“You’re not a feminist; you’re a supremacist.”
“Ninety percent of self-proclaimed feminists want controlling power.”
“The rest of us just want equality.”
Sadly, these are three things I was told this week about my feminist beliefs… by another woman. Today is Women’s Equality Day, and it’s hard for me to wrap my mind around the idea that so many women don’t believe that feminism is of any benefit to them. Even worse, they play into a false narrative that is harming society.
If you don’t mind, I’d like to explain why feminism isn’t just cool t-shirts and a girl gang, but a necessary part of society.
Something that high school history classes will never teach you–feminism is broken into three waves, each with the same purpose, but a different goal. The first wave is placed in the nineteenth and twentieth century and circles around women’s suffrage, most commonly known as women gaining the right to vote. Though there have always been women who spoke out against men in support of their humanistic rights, the first wave of feminism is what got the ball rolling.

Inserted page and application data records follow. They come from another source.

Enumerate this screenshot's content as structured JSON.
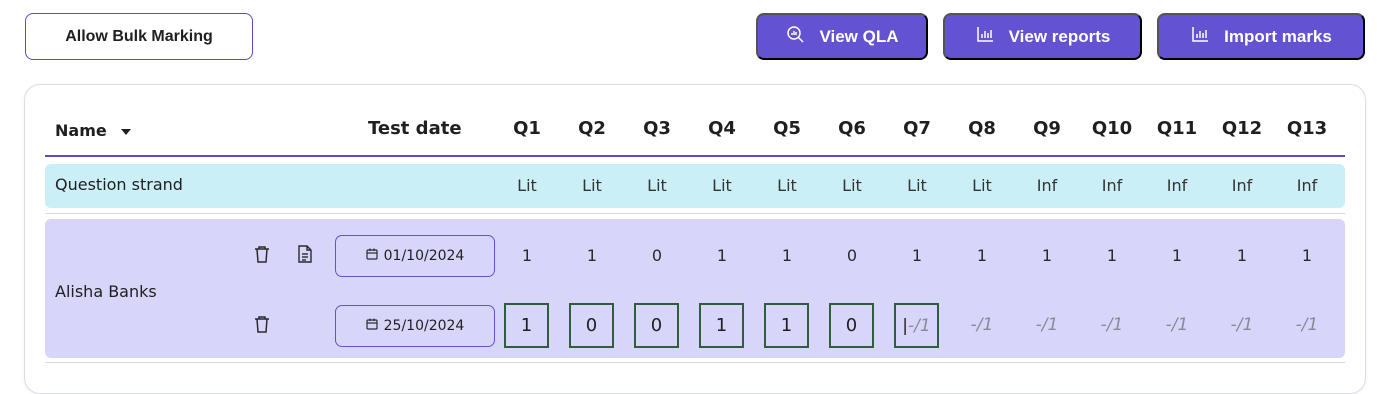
{
  "toolbar": {
    "bulk_label": "Allow Bulk Marking",
    "qla_label": "View QLA",
    "reports_label": "View reports",
    "import_label": "Import marks"
  },
  "table": {
    "name_header": "Name",
    "date_header": "Test date",
    "questions": [
      "Q1",
      "Q2",
      "Q3",
      "Q4",
      "Q5",
      "Q6",
      "Q7",
      "Q8",
      "Q9",
      "Q10",
      "Q11",
      "Q12",
      "Q13"
    ],
    "strand_label": "Question strand",
    "strands": [
      "Lit",
      "Lit",
      "Lit",
      "Lit",
      "Lit",
      "Lit",
      "Lit",
      "Lit",
      "Inf",
      "Inf",
      "Inf",
      "Inf",
      "Inf"
    ]
  },
  "student": {
    "name": "Alisha Banks",
    "attempts": [
      {
        "date": "01/10/2024",
        "marks": [
          "1",
          "1",
          "0",
          "1",
          "1",
          "0",
          "1",
          "1",
          "1",
          "1",
          "1",
          "1",
          "1"
        ]
      },
      {
        "date": "25/10/2024",
        "marks": [
          "1",
          "0",
          "0",
          "1",
          "1",
          "0",
          "",
          null,
          null,
          null,
          null,
          null,
          null
        ],
        "placeholder": "-/1",
        "active_input": "Q7"
      }
    ]
  },
  "colors": {
    "accent": "#6352d1",
    "strand_row": "#cbeff6",
    "student_row": "#d8d5fb",
    "input_border": "#2e5e3e"
  }
}
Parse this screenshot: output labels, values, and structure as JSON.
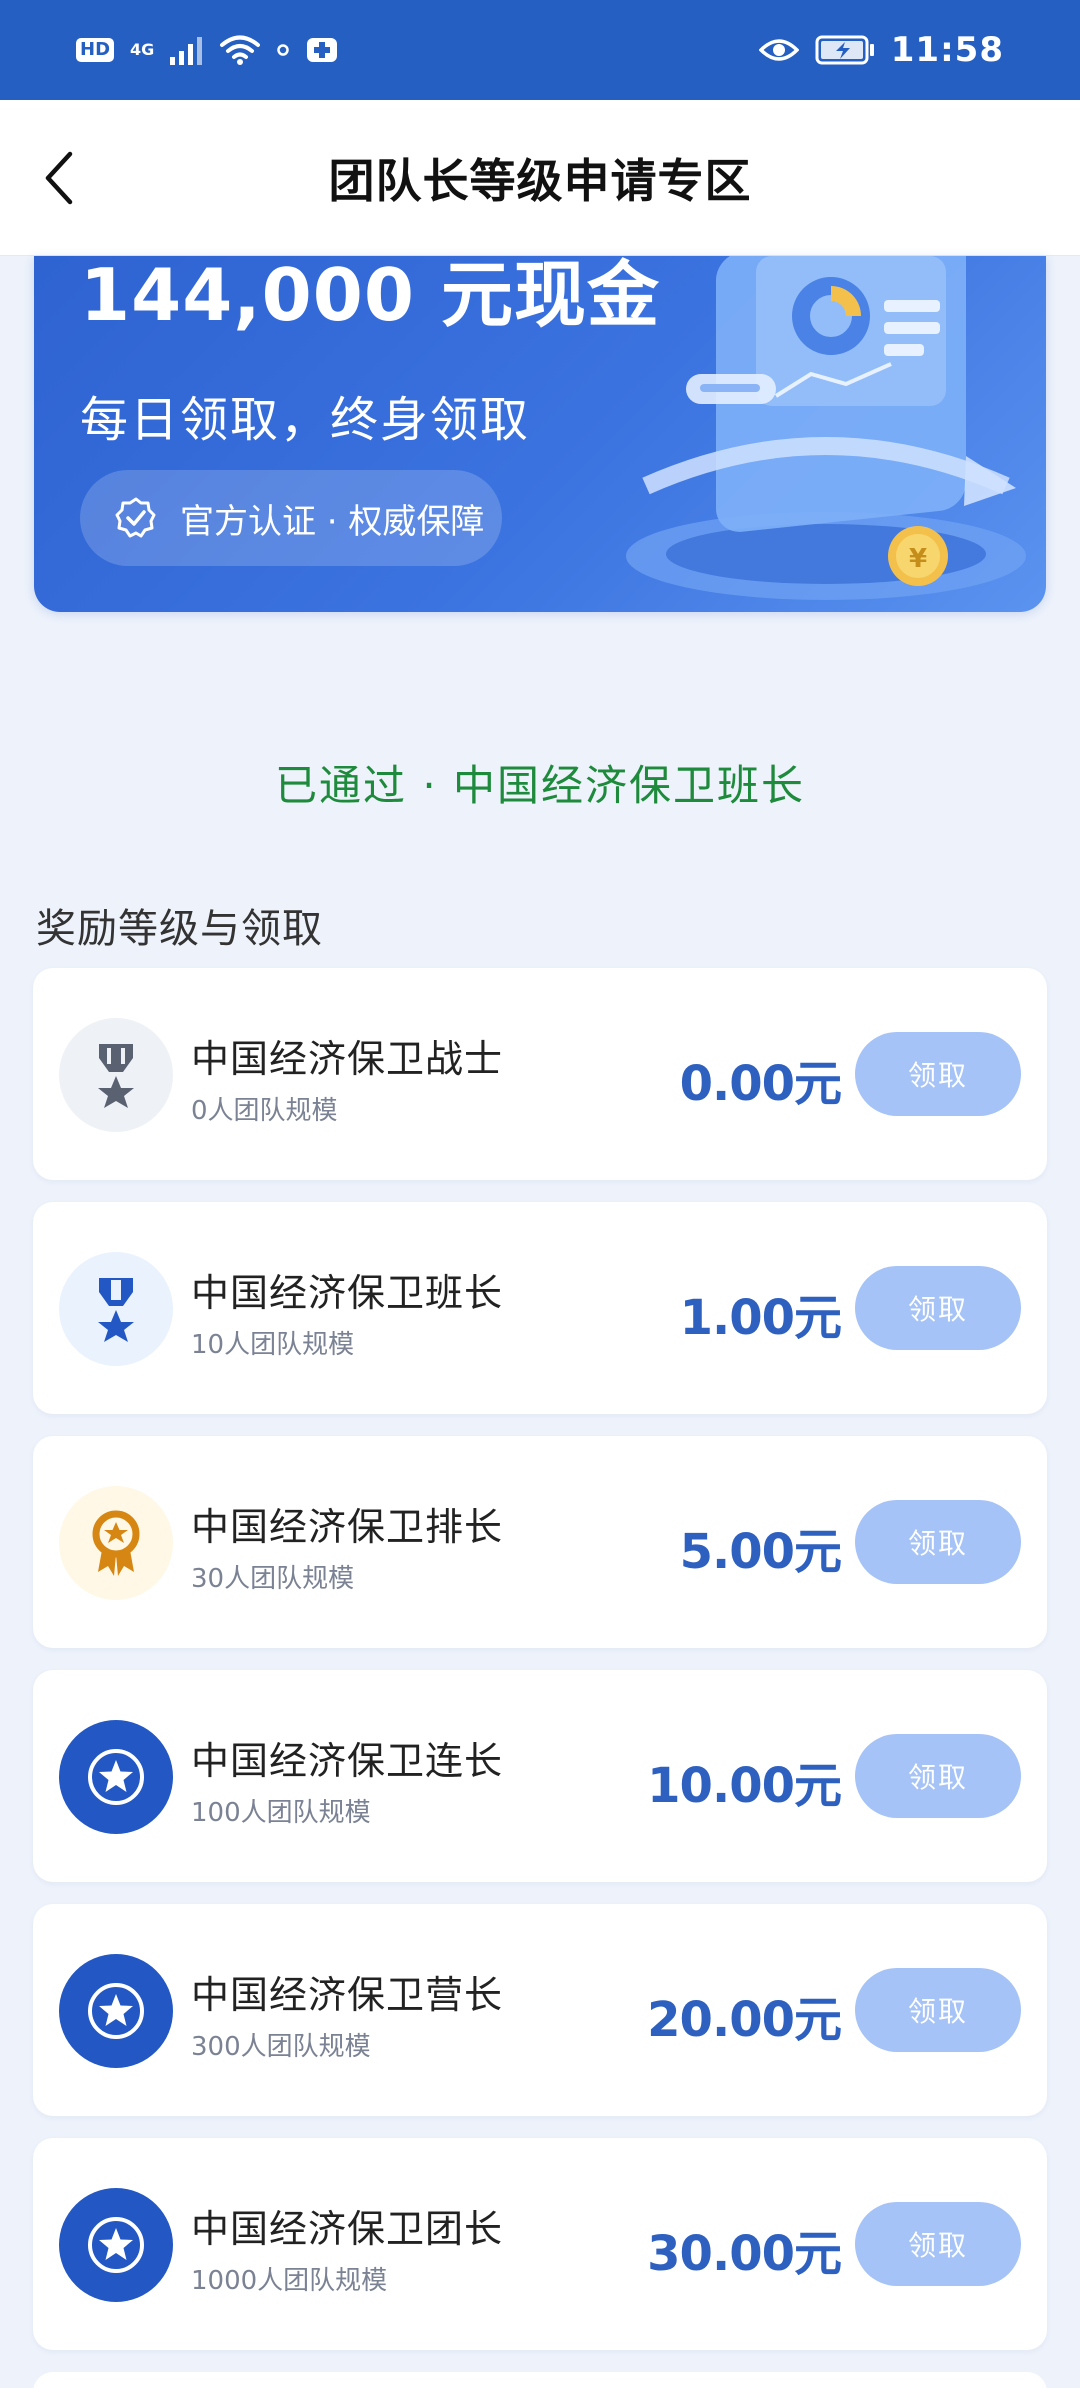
{
  "status_bar": {
    "hd": "HD",
    "net": "4G",
    "time": "11:58"
  },
  "header": {
    "title": "团队长等级申请专区"
  },
  "banner": {
    "amount": "144,000 元现金",
    "subtitle": "每日领取，终身领取",
    "badge": "官方认证 · 权威保障"
  },
  "status_text": "已通过 · 中国经济保卫班长",
  "section_title": "奖励等级与领取",
  "levels": [
    {
      "name": "中国经济保卫战士",
      "size": "0人团队规模",
      "amount": "0.00元",
      "button": "领取",
      "icon": "medal-gray-icon"
    },
    {
      "name": "中国经济保卫班长",
      "size": "10人团队规模",
      "amount": "1.00元",
      "button": "领取",
      "icon": "medal-blue-icon"
    },
    {
      "name": "中国经济保卫排长",
      "size": "30人团队规模",
      "amount": "5.00元",
      "button": "领取",
      "icon": "medal-gold-icon"
    },
    {
      "name": "中国经济保卫连长",
      "size": "100人团队规模",
      "amount": "10.00元",
      "button": "领取",
      "icon": "star-badge-icon"
    },
    {
      "name": "中国经济保卫营长",
      "size": "300人团队规模",
      "amount": "20.00元",
      "button": "领取",
      "icon": "star-badge-icon"
    },
    {
      "name": "中国经济保卫团长",
      "size": "1000人团队规模",
      "amount": "30.00元",
      "button": "领取",
      "icon": "star-badge-icon"
    }
  ],
  "colors": {
    "status_bar": "#245FC1",
    "approved": "#1E8A3C",
    "amount": "#2E60C0",
    "claim_button": "#A5C3F7",
    "star_badge": "#2257C4"
  }
}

The second wave of feminism came, you guessed it, in the 1960s to 1980s. This wave focused on gender norms, cultural inequalities, reproductive rights, domestic violence/rape and the roles of women in society, among others. After World War II, women were pushed out of their factory jobs, as men returned home, and back into their domestic roles. While it took some time to see the impact of this wave, there were two notable sparks. First, the science was finally created for an oral contraceptive pill that let women focus on their careers without worrying about unexpected pregnancies. And second, French writer Simone de Beauvoir explained in The Second Sex how male-centered ideology was accepted as the norm, and just because women get pregnant and menstruate, there is no valid reason to play them second to a man.
The third wave, which is currently surfacing, began in the 1990s. I personally think the third wave is the coolest. In this wave, feminists expanded the platform to encompass the rights and protection of people of color and the LGBTQIA community. American writer Rebecca Walker, who coined the term “third-wave,” believes this wave “focuses on queer and non-white women.” This wave, not only focuses on continuing institutional equality, but also stereotypes, language, and media portrayals.
I really don’t understand how women can still be so ignorant to believe that this feminism stuff isn’t a worthwhile cause. In summary, we want equality for everyone. We want a white man and black trans-woman to be treated the exact same. Same benefits, same job opportunities, same respect.
A defense I hear (more often than I’m comfortable with) is that in God’s eyes everyone is equal. Yes, I agree. I was raised in the church and still hold many of the same beliefs. The problem persists because even if God see everyone equal, our society doesn’t. Yes, you can sit and wait for the rapture, OR you can help others. You can strive to make the next generation better, wiser and safer. In all the Bible studies I’ve done, I’ve seen Jesus with the same beliefs as a feminist.
“But I don’t treat those people any different.”
Pause… Think about it… yes you do. Trust me.The lack of equality for one person is the lack of equality for everyone. I grew up in a small town with a lack of diversity, so my understanding of people outside those that looked like me was inept. It was the culture. It was not intentional, but it happened. Now that I’ve spent more than five years beyond the small town limits, I’ve gained a greater understanding, though there is still much more for me to learn.
“But feminists are just baby killers.”
Okay, stop. Do you think abortion is an easy topic for anyone? No. This is an entirely different conversation for another day, but I will say I am pro-choice. I trust that a woman will do what is best for her in the situation of health or safety. It’s not easy, so let’s all stop acting like an abortion is something anyone finds joy in.
Moving forward…things to remember: 1) Feminism isn’t about women gaining power over men; it’s about gaining power for themselves. Sorry, dude; you get a lot, but not control over my body, mind or spirit. 2) It’s about advocating for equality across all levels. It helps protect a colorful-community that is more loving than any I’ve ever met. 3) It is the most badass group of people I’ve ever been around.
I know I missed so many important things. I know this is a broad view of feminism. However, I hope it sheds a little light on something that is so often misunderstood. Feminism isn’t one political party or an aggressive group. It’s a group of people who want to be treated like people.
You don’t have to wear the shirts or use the hashtags or even go to rallies. But, PLEASE, stop sharing a false narrative that feminism is here to hurt you, your family or your religion.
Things to hate if you still hate feminism:
The Spice Girls — sorry, no #girlpower for you.
Birth Control — condoms included, ladies!
Freedom of your name — because your husband or father owned you before feminism.